Little Colour Knits features four lace projects and eight colourwork projects, of which six are intarsia, one is stranded (Fair Isle) and one is embroidered. In spite of the diversity of techniques involved, these designs form a very cohesive collection as they all feature bright colours and nature motifs.

Spring Lace Shawl in Rowan Fine Lace and Reindeer Runner and Coasters in Rowan Fine Tweed

The focus throughout is on the motifs: in both the lacework and the colourwork, there is usually a simple motif repeated across the work. This simplicity extends to the shape of the projects themselves, many of which are straightforward squares or rectangles and involve no shaping at all.

Most designs are available in only one size (though this is not a problem for something like a cushion or a table runner) and this allows for a clean, minimalist layout in the pattern and eliminates the risk of accidentally knitting from two different sets of instructions. All of the colourwork patterns are worked from large, clear charts and the lace designs are worked from written instructions. It seems a pity not to have included charts for the lacework, but the motifs are easy to work and quick to memorise.

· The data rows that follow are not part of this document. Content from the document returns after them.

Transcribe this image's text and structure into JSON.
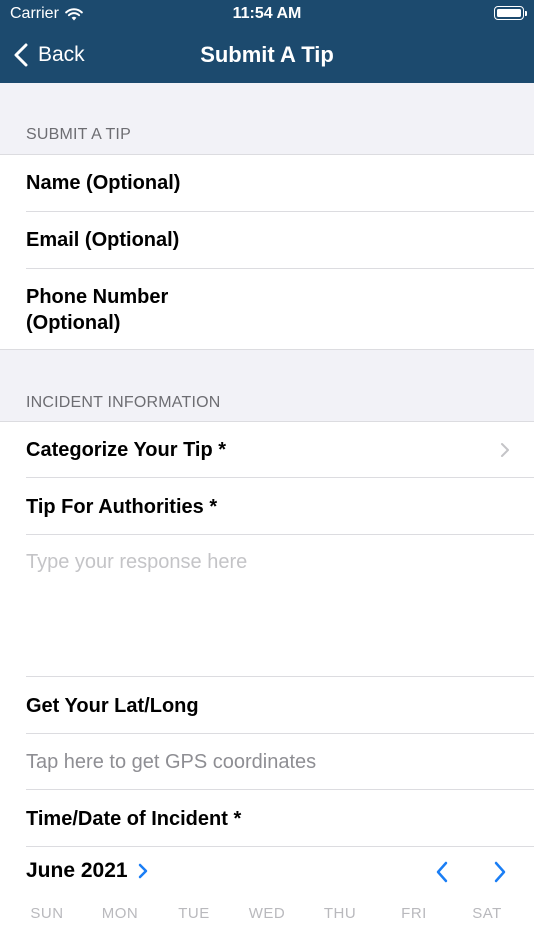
{
  "status_bar": {
    "carrier": "Carrier",
    "time": "11:54 AM"
  },
  "nav": {
    "back_label": "Back",
    "title": "Submit A Tip"
  },
  "sections": {
    "submit_header": "SUBMIT A TIP",
    "incident_header": "INCIDENT INFORMATION"
  },
  "fields": {
    "name_label": "Name (Optional)",
    "email_label": "Email (Optional)",
    "phone_label_line1": "Phone Number",
    "phone_label_line2": "(Optional)",
    "category_label": "Categorize Your Tip *",
    "tip_label": "Tip For Authorities *",
    "tip_placeholder": "Type your response here",
    "latlong_label": "Get Your Lat/Long",
    "gps_hint": "Tap here to get GPS coordinates",
    "datetime_label": "Time/Date of Incident *"
  },
  "calendar": {
    "month_label": "June 2021",
    "weekdays": [
      "SUN",
      "MON",
      "TUE",
      "WED",
      "THU",
      "FRI",
      "SAT"
    ],
    "accent_color": "#1a7ef5"
  }
}
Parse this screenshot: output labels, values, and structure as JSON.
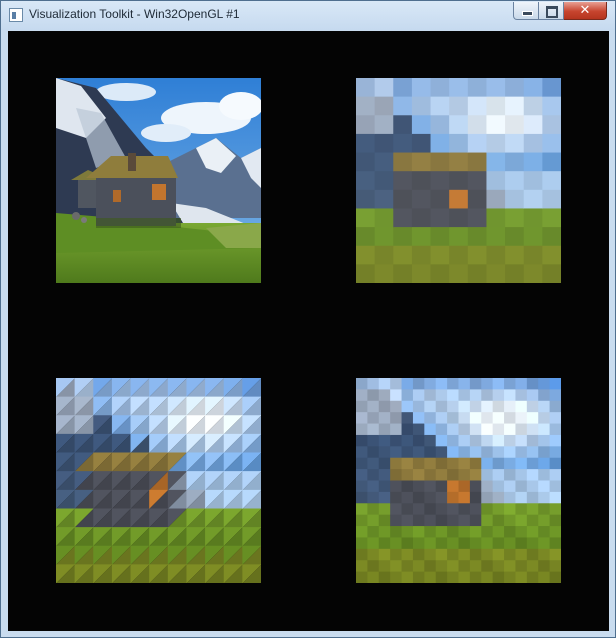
{
  "window": {
    "title": "Visualization Toolkit - Win32OpenGL #1",
    "close_glyph": "✕",
    "icons": {
      "app": "vtk-window-icon",
      "minimize": "minimize-icon",
      "maximize": "maximize-icon",
      "close": "close-icon"
    }
  },
  "colors": {
    "canvas_background": "#040404",
    "titlebar": "#c9dcef",
    "close_button": "#c7452f",
    "sky": "#3f8fe0",
    "cloud": "#e8f2fb",
    "mountain": "#2e3a52",
    "snow": "#e6ecf4",
    "grass": "#6f9a2a",
    "roof": "#8a7a3a",
    "cabin": "#4a4e58"
  },
  "views": [
    {
      "id": "original",
      "description_icon": "image-original"
    },
    {
      "id": "blurred-quads",
      "description_icon": "image-resampled-quads"
    },
    {
      "id": "triangulated",
      "description_icon": "image-resampled-triangles"
    },
    {
      "id": "pixelated",
      "description_icon": "image-resampled-pixels"
    }
  ]
}
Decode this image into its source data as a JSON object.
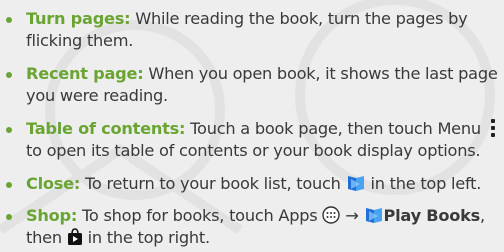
{
  "items": [
    {
      "term": "Turn pages:",
      "line1": "While reading the book, turn the pages by",
      "line2": "flicking them."
    },
    {
      "term": "Recent page:",
      "line1": "When you open book, it shows the last page",
      "line2": "you were reading."
    },
    {
      "term": "Table of contents:",
      "line1": "Touch a book page, then touch Menu",
      "line2": "to open its table of contents or your book display options."
    },
    {
      "term": "Close:",
      "line1a": "To return to your book list, touch",
      "line1b": "in the top left."
    },
    {
      "term": "Shop:",
      "line1a": "To shop for books, touch Apps",
      "arrow": "→",
      "app_name": "Play Books",
      "comma": ",",
      "line2a": "then",
      "line2b": "in the top right."
    }
  ],
  "colors": {
    "accent": "#6aa533",
    "text": "#3a3a3a",
    "background": "#eeeeee"
  },
  "icons": [
    "menu-icon",
    "play-books-icon",
    "apps-icon",
    "shop-icon"
  ]
}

It is absolutely worth taking a moment to acknowledge some of the details tucked into the layout of Little Colour Knits. Dee's artistic touches are everywhere and each project is explained with reference to the beautiful hand drawn sketches included throughout the book. I also have a weakness for nice fonts and could not help but notice that the title for each design has been coloured to coordinate with its respective project.

One of the nicest things about Little Colour Knits is that this book feels like a creative project in its own right. It's a project about projects and this gives a practical edge to the beauty of its watercolour illustrations and handwritten notes. This is a book that will inspire you to knit, but also to sketch and maybe even to compile a pattern book of your own.

Find out more about Dee Hardwicke by visiting her website.

Post by Heather